The reform's success depends heavily on how many unions oppose it. Philippe Martinez, leader of the hard-left CGT, one of France's major unions, has called for protests and strikes Sept. 12, but some others are waiting to see the detail in the decrees.

Far-left leader Jean-Luc Melenchon, who finished fourth in the presidential race, has called for another street protest on Sept. 23 against "anti-democratic" measures.

The government decided to use a special procedure at Parliament to avoid a lengthy debate and get the labor plan passed more quickly.

The draft decrees released Thursday aren't final, but nearly so. They are to be formally approved in a Cabinet meeting on Sept. 20 after being endorsed by the Council of State, the country's highest administrative authority. Parliament, dominated by Macron's party, must ratify them by the end of the year.

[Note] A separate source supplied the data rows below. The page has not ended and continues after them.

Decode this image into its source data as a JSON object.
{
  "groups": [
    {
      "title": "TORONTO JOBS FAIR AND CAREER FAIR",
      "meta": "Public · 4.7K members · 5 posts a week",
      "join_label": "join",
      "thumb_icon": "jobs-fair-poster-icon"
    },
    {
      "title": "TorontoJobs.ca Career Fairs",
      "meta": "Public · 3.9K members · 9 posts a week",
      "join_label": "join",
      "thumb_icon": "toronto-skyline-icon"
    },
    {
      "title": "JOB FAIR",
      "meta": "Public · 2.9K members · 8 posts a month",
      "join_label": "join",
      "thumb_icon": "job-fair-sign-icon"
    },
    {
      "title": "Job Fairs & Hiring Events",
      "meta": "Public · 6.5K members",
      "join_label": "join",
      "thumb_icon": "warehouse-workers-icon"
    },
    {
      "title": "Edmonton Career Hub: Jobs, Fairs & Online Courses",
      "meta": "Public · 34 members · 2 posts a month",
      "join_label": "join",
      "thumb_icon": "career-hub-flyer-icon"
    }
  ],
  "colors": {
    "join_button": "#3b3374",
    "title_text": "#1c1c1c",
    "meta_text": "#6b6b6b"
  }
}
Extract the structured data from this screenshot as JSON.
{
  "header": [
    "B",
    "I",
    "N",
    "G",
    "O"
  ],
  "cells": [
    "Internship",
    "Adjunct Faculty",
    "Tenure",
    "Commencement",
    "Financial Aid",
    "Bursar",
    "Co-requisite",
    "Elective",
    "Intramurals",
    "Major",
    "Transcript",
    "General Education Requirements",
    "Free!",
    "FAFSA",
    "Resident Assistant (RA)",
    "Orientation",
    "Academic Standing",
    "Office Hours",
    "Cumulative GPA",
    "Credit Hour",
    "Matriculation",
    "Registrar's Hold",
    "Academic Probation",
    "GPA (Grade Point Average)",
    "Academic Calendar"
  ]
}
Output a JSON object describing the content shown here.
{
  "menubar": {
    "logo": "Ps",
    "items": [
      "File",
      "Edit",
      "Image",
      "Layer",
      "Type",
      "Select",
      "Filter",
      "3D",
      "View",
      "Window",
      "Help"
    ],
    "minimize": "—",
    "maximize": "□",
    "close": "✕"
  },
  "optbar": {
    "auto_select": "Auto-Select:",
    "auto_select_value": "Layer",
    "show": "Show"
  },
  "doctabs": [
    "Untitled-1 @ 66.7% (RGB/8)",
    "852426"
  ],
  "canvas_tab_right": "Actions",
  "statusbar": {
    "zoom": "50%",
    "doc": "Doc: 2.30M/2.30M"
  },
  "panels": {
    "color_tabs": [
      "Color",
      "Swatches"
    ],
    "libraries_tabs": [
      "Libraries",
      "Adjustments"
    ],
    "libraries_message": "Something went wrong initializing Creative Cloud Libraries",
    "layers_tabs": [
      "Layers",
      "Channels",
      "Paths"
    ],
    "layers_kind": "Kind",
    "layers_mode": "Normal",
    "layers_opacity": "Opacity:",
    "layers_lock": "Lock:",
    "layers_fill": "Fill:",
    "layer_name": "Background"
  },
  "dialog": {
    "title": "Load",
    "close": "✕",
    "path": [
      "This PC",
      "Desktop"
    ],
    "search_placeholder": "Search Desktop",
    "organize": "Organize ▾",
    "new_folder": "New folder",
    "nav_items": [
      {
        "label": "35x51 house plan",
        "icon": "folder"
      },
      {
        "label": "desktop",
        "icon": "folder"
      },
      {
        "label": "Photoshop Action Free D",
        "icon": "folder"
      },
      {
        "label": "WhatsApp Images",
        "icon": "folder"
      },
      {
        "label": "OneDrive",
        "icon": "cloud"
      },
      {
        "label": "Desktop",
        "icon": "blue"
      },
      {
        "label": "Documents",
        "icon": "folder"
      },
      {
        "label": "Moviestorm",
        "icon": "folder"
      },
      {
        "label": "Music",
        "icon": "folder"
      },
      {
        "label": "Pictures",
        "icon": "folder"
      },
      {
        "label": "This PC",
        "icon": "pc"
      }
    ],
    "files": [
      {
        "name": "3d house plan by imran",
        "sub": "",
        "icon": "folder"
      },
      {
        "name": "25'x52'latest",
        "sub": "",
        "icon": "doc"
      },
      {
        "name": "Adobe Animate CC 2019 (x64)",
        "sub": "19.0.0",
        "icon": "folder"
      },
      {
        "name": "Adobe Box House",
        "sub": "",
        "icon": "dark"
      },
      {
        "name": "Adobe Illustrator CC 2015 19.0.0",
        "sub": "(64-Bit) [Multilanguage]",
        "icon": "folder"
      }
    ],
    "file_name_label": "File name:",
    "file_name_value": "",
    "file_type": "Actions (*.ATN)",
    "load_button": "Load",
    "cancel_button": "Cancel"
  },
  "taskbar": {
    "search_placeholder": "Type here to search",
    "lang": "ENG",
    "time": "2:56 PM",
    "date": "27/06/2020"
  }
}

German Foreign Minister Sigmar Gabriel said he was "impressed" by what he heard about the reform. He says "I'm sure this will help (France) to become stronger."